= What is needed =
Report the number of lines in the data below that hold "title", without any other words.

Web page and app entries:
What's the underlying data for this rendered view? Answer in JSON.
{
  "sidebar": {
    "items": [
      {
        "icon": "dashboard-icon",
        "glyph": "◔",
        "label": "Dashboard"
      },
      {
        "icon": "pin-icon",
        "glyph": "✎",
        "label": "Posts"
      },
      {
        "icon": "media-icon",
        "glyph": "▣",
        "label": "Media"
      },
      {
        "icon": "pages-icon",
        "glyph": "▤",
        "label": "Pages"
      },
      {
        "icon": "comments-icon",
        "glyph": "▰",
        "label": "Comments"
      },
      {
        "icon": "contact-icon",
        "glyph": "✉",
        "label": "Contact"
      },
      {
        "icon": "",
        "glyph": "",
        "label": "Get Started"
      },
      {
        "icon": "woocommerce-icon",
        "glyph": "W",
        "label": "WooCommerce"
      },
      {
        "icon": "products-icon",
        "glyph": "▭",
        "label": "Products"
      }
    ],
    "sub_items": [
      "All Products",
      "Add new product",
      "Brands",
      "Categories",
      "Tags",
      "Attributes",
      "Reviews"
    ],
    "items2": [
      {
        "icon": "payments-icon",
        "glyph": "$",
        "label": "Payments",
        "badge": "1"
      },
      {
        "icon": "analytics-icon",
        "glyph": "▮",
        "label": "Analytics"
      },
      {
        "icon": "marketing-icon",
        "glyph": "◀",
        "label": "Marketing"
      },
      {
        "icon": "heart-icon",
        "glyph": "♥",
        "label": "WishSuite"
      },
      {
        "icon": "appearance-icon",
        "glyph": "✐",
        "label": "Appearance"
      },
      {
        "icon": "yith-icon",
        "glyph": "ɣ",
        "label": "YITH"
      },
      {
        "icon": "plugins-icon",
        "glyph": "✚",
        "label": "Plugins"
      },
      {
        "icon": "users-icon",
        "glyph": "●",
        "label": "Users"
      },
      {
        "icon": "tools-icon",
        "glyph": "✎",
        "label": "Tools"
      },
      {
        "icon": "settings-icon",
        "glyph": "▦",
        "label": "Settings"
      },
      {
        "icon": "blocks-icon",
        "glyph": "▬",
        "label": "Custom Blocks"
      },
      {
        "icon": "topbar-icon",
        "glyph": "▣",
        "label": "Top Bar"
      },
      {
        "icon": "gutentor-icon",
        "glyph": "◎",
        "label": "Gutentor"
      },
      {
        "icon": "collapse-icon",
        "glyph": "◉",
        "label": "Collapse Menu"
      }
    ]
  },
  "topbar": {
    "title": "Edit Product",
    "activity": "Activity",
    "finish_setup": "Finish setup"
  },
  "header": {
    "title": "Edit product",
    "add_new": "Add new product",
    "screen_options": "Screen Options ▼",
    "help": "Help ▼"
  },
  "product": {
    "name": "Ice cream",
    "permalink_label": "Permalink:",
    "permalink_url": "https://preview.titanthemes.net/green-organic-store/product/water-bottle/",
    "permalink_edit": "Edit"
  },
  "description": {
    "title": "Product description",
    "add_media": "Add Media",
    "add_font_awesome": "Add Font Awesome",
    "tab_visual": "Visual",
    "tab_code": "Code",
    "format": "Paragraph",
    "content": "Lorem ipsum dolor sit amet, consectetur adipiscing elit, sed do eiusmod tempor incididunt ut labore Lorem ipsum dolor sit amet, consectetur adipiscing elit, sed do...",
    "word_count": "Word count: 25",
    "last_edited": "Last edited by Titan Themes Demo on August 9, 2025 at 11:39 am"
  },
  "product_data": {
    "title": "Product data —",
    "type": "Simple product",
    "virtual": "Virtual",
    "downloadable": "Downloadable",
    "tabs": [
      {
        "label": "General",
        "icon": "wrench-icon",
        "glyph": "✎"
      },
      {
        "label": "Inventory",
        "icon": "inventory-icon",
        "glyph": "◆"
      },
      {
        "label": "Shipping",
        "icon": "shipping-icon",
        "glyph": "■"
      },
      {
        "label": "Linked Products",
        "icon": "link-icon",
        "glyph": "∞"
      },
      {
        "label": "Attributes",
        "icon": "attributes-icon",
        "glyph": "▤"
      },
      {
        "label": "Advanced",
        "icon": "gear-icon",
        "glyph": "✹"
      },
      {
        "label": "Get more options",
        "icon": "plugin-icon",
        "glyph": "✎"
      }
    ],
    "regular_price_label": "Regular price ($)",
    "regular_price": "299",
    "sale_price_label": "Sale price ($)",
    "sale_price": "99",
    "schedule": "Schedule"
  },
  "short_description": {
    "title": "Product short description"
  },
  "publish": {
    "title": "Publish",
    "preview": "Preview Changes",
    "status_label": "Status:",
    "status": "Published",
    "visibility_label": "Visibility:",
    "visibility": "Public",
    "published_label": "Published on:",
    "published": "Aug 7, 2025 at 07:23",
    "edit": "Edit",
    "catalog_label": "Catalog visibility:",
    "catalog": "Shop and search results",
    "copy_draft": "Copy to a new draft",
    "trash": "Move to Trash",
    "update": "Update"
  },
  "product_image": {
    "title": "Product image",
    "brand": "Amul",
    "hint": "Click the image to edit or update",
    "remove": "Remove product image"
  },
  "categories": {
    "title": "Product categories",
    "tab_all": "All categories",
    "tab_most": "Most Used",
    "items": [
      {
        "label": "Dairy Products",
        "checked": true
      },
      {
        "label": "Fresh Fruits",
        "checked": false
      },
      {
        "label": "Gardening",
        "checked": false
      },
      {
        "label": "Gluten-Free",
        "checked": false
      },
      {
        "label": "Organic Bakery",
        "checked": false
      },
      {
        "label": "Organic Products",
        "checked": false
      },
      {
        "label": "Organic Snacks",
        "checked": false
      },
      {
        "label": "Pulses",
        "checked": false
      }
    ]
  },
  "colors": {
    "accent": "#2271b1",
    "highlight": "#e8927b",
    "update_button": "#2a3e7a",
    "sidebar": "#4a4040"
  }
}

= Exercise solution =
8